***** Records for the task *****

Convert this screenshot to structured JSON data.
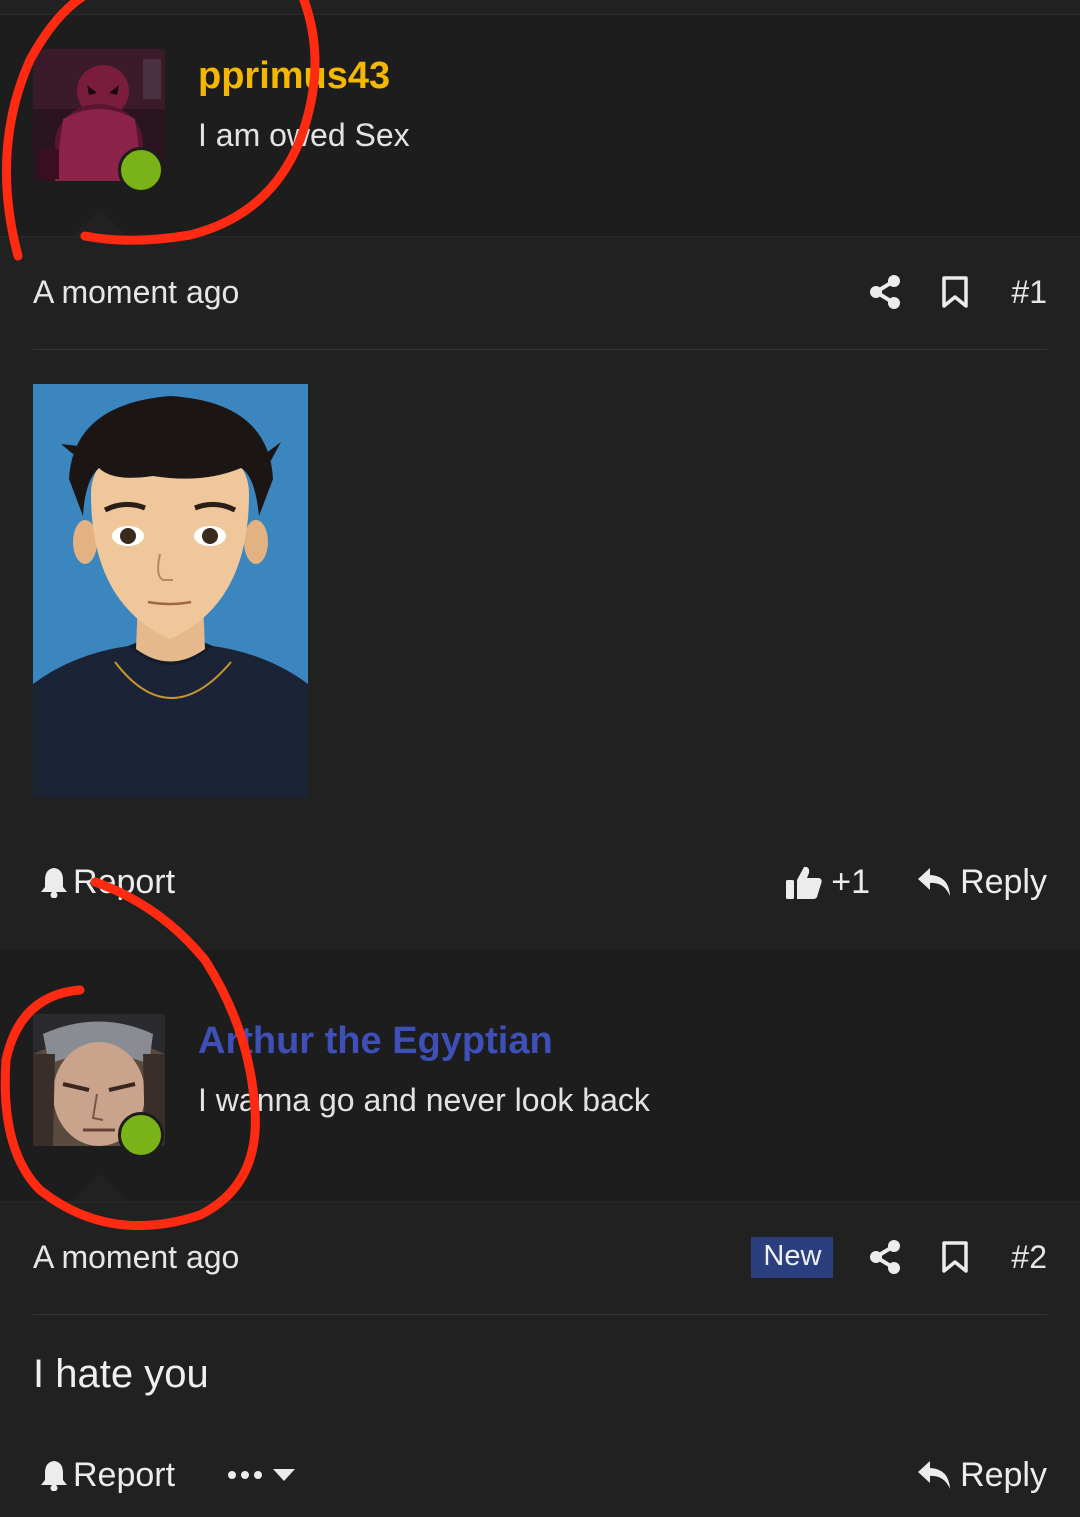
{
  "posts": [
    {
      "username": "pprimus43",
      "username_color": "#f5b800",
      "user_title": "I am owed Sex",
      "time": "A moment ago",
      "post_number": "#1",
      "reaction_count": "+1",
      "report_label": "Report",
      "reply_label": "Reply",
      "online_color": "#7ab317"
    },
    {
      "username": "Arthur the Egyptian",
      "username_color": "#3f4fb8",
      "user_title": "I wanna go and never look back",
      "time": "A moment ago",
      "badge": "New",
      "post_number": "#2",
      "body": "I hate you",
      "report_label": "Report",
      "reply_label": "Reply",
      "online_color": "#7ab317"
    }
  ],
  "icons": {
    "share": "share-icon",
    "bookmark": "bookmark-icon",
    "bell": "bell-icon",
    "like": "thumbs-up-icon",
    "reply": "reply-arrow-icon",
    "more": "ellipsis-icon",
    "dropdown": "caret-down-icon"
  },
  "annotation_color": "#ff2a12"
}
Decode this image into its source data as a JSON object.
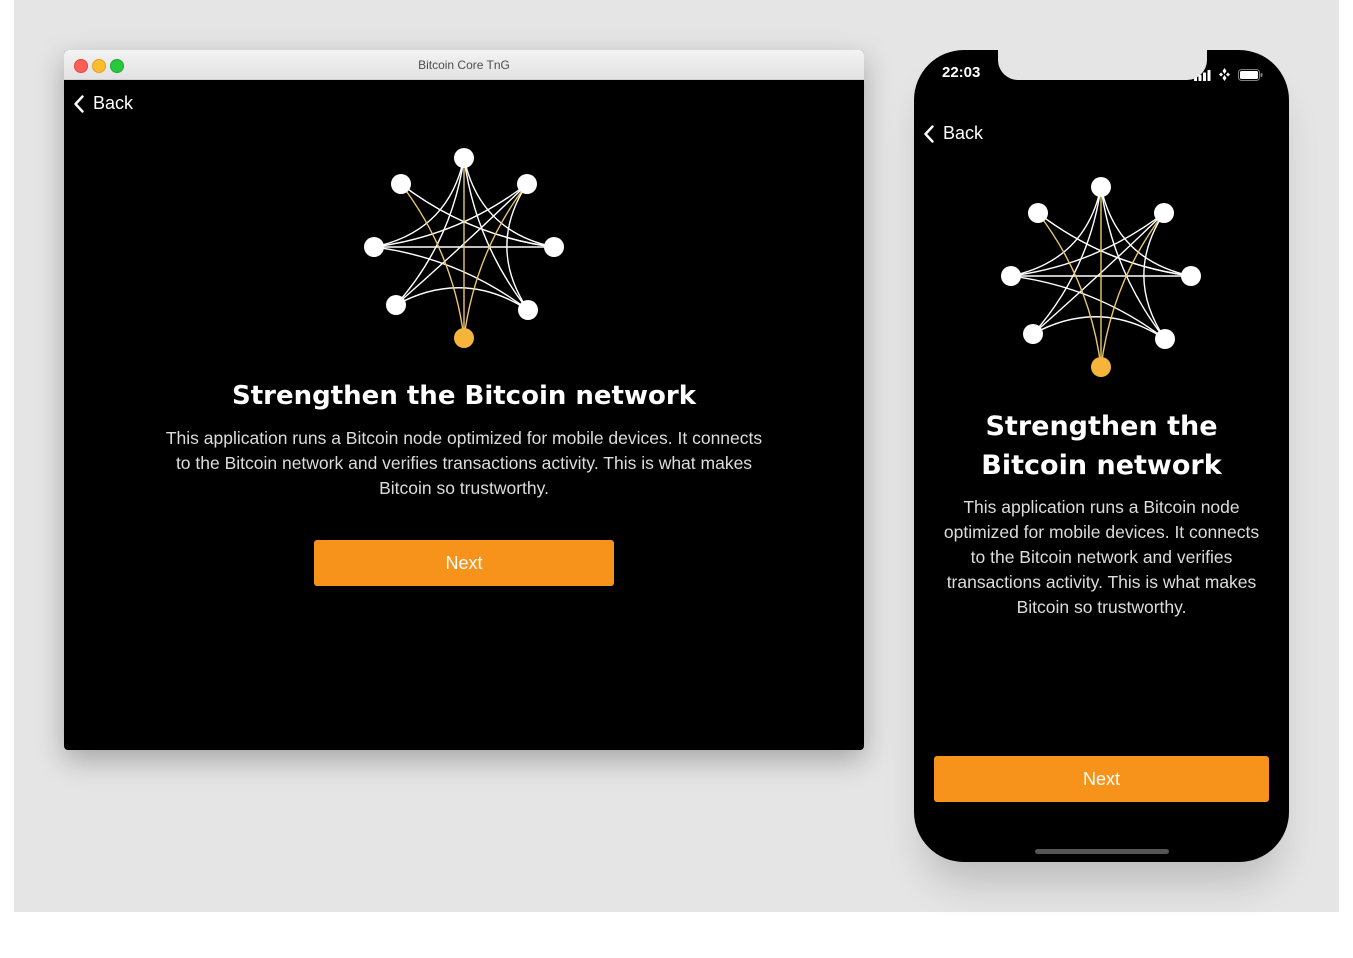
{
  "desktop": {
    "window_title": "Bitcoin Core TnG",
    "back_label": "Back",
    "headline": "Strengthen the Bitcoin network",
    "description": "This application runs a Bitcoin node optimized for mobile devices. It connects to the Bitcoin network and verifies transactions activity. This is what makes Bitcoin so trustworthy.",
    "next_label": "Next"
  },
  "mobile": {
    "status_time": "22:03",
    "back_label": "Back",
    "headline": "Strengthen the Bitcoin network",
    "description": "This application runs a Bitcoin node optimized for mobile devices. It connects to the Bitcoin network and verifies transactions activity. This is what makes Bitcoin so trustworthy.",
    "next_label": "Next"
  },
  "colors": {
    "accent": "#f7931a",
    "node_highlight": "#f5b53a",
    "background": "#000000",
    "canvas": "#e5e5e5"
  },
  "icons": {
    "back": "chevron-left-icon",
    "signal": "signal-bars-icon",
    "wifi": "wifi-icon",
    "battery": "battery-icon"
  }
}
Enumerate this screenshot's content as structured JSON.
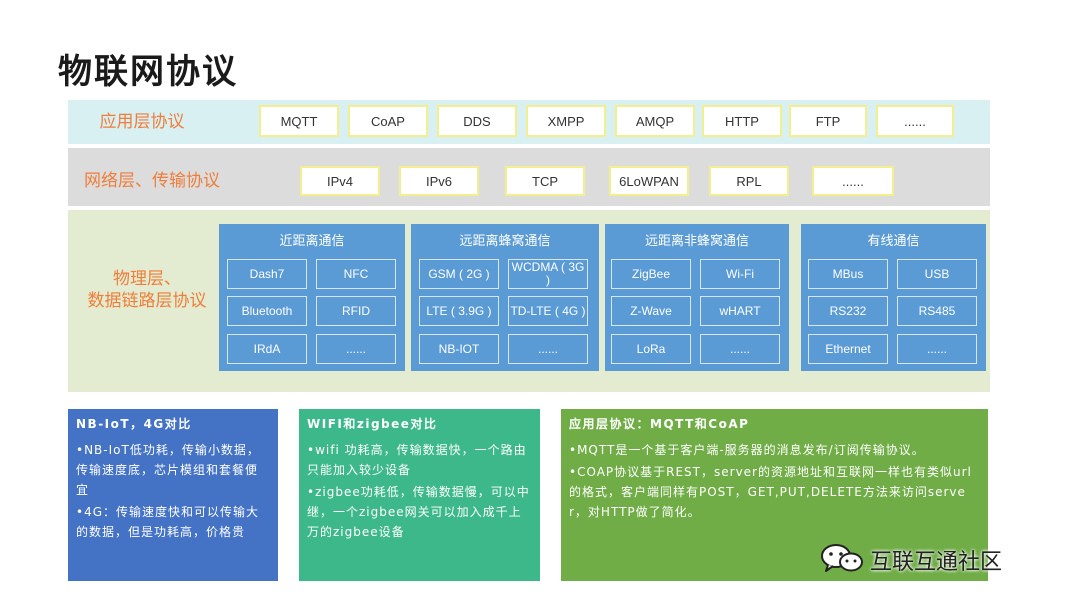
{
  "title": "物联网协议",
  "layers": {
    "application": {
      "label": "应用层协议",
      "protocols": [
        "MQTT",
        "CoAP",
        "DDS",
        "XMPP",
        "AMQP",
        "HTTP",
        "FTP",
        "......"
      ]
    },
    "network": {
      "label": "网络层、传输协议",
      "protocols": [
        "IPv4",
        "IPv6",
        "TCP",
        "6LoWPAN",
        "RPL",
        "......"
      ]
    },
    "physical": {
      "label_line1": "物理层、",
      "label_line2": "数据链路层协议",
      "groups": [
        {
          "title": "近距离通信",
          "items": [
            "Dash7",
            "NFC",
            "Bluetooth",
            "RFID",
            "IRdA",
            "......"
          ]
        },
        {
          "title": "远距离蜂窝通信",
          "items": [
            "GSM ( 2G )",
            "WCDMA ( 3G )",
            "LTE ( 3.9G )",
            "TD-LTE ( 4G )",
            "NB-IOT",
            "......"
          ]
        },
        {
          "title": "远距离非蜂窝通信",
          "items": [
            "ZigBee",
            "Wi-Fi",
            "Z-Wave",
            "wHART",
            "LoRa",
            "......"
          ]
        },
        {
          "title": "有线通信",
          "items": [
            "MBus",
            "USB",
            "RS232",
            "RS485",
            "Ethernet",
            "......"
          ]
        }
      ]
    }
  },
  "cards": [
    {
      "title": "NB-IoT，4G对比",
      "color": "#4472c4",
      "points": [
        "•NB-IoT低功耗，传输小数据，传输速度底，芯片模组和套餐便宜",
        "•4G：传输速度快和可以传输大的数据，但是功耗高，价格贵"
      ]
    },
    {
      "title": "WIFI和zigbee对比",
      "color": "#3db88a",
      "points": [
        "•wifi 功耗高，传输数据快，一个路由只能加入较少设备",
        "•zigbee功耗低，传输数据慢，可以中继，一个zigbee网关可以加入成千上万的zigbee设备"
      ]
    },
    {
      "title": "应用层协议：MQTT和CoAP",
      "color": "#70ad47",
      "points": [
        "•MQTT是一个基于客户端-服务器的消息发布/订阅传输协议。",
        "•COAP协议基于REST，server的资源地址和互联网一样也有类似url的格式，客户端同样有POST，GET,PUT,DELETE方法来访问server，对HTTP做了简化。"
      ]
    }
  ],
  "watermark": {
    "text": "互联互通社区",
    "icon": "wechat-icon"
  }
}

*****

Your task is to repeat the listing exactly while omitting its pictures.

Convert this screenshot to structured JSON data.
{
  "posts": [
    {
      "username": "pprimus43",
      "username_color": "#f5b800",
      "user_title": "I am owed Sex",
      "time": "A moment ago",
      "post_number": "#1",
      "reaction_count": "+1",
      "report_label": "Report",
      "reply_label": "Reply",
      "online_color": "#7ab317"
    },
    {
      "username": "Arthur the Egyptian",
      "username_color": "#3f4fb8",
      "user_title": "I wanna go and never look back",
      "time": "A moment ago",
      "badge": "New",
      "post_number": "#2",
      "body": "I hate you",
      "report_label": "Report",
      "reply_label": "Reply",
      "online_color": "#7ab317"
    }
  ],
  "icons": {
    "share": "share-icon",
    "bookmark": "bookmark-icon",
    "bell": "bell-icon",
    "like": "thumbs-up-icon",
    "reply": "reply-arrow-icon",
    "more": "ellipsis-icon",
    "dropdown": "caret-down-icon"
  },
  "annotation_color": "#ff2a12"
}
Decode this image into its source data as a JSON object.
{
  "desktop": {
    "window_title": "Bitcoin Core TnG",
    "back_label": "Back",
    "headline": "Strengthen the Bitcoin network",
    "description": "This application runs a Bitcoin node optimized for mobile devices. It connects to the Bitcoin network and verifies transactions activity. This is what makes Bitcoin so trustworthy.",
    "next_label": "Next"
  },
  "mobile": {
    "status_time": "22:03",
    "back_label": "Back",
    "headline": "Strengthen the Bitcoin network",
    "description": "This application runs a Bitcoin node optimized for mobile devices. It connects to the Bitcoin network and verifies transactions activity. This is what makes Bitcoin so trustworthy.",
    "next_label": "Next"
  },
  "colors": {
    "accent": "#f7931a",
    "node_highlight": "#f5b53a",
    "background": "#000000",
    "canvas": "#e5e5e5"
  },
  "icons": {
    "back": "chevron-left-icon",
    "signal": "signal-bars-icon",
    "wifi": "wifi-icon",
    "battery": "battery-icon"
  }
}
Enumerate this screenshot's content as structured JSON.
{
  "title": "物联网协议",
  "layers": {
    "application": {
      "label": "应用层协议",
      "protocols": [
        "MQTT",
        "CoAP",
        "DDS",
        "XMPP",
        "AMQP",
        "HTTP",
        "FTP",
        "......"
      ]
    },
    "network": {
      "label": "网络层、传输协议",
      "protocols": [
        "IPv4",
        "IPv6",
        "TCP",
        "6LoWPAN",
        "RPL",
        "......"
      ]
    },
    "physical": {
      "label_line1": "物理层、",
      "label_line2": "数据链路层协议",
      "groups": [
        {
          "title": "近距离通信",
          "items": [
            "Dash7",
            "NFC",
            "Bluetooth",
            "RFID",
            "IRdA",
            "......"
          ]
        },
        {
          "title": "远距离蜂窝通信",
          "items": [
            "GSM ( 2G )",
            "WCDMA ( 3G )",
            "LTE ( 3.9G )",
            "TD-LTE ( 4G )",
            "NB-IOT",
            "......"
          ]
        },
        {
          "title": "远距离非蜂窝通信",
          "items": [
            "ZigBee",
            "Wi-Fi",
            "Z-Wave",
            "wHART",
            "LoRa",
            "......"
          ]
        },
        {
          "title": "有线通信",
          "items": [
            "MBus",
            "USB",
            "RS232",
            "RS485",
            "Ethernet",
            "......"
          ]
        }
      ]
    }
  },
  "cards": [
    {
      "title": "NB-IoT，4G对比",
      "color": "#4472c4",
      "points": [
        "•NB-IoT低功耗，传输小数据，传输速度底，芯片模组和套餐便宜",
        "•4G：传输速度快和可以传输大的数据，但是功耗高，价格贵"
      ]
    },
    {
      "title": "WIFI和zigbee对比",
      "color": "#3db88a",
      "points": [
        "•wifi 功耗高，传输数据快，一个路由只能加入较少设备",
        "•zigbee功耗低，传输数据慢，可以中继，一个zigbee网关可以加入成千上万的zigbee设备"
      ]
    },
    {
      "title": "应用层协议：MQTT和CoAP",
      "color": "#70ad47",
      "points": [
        "•MQTT是一个基于客户端-服务器的消息发布/订阅传输协议。",
        "•COAP协议基于REST，server的资源地址和互联网一样也有类似url的格式，客户端同样有POST，GET,PUT,DELETE方法来访问server，对HTTP做了简化。"
      ]
    }
  ],
  "watermark": {
    "text": "互联互通社区",
    "icon": "wechat-icon"
  }
}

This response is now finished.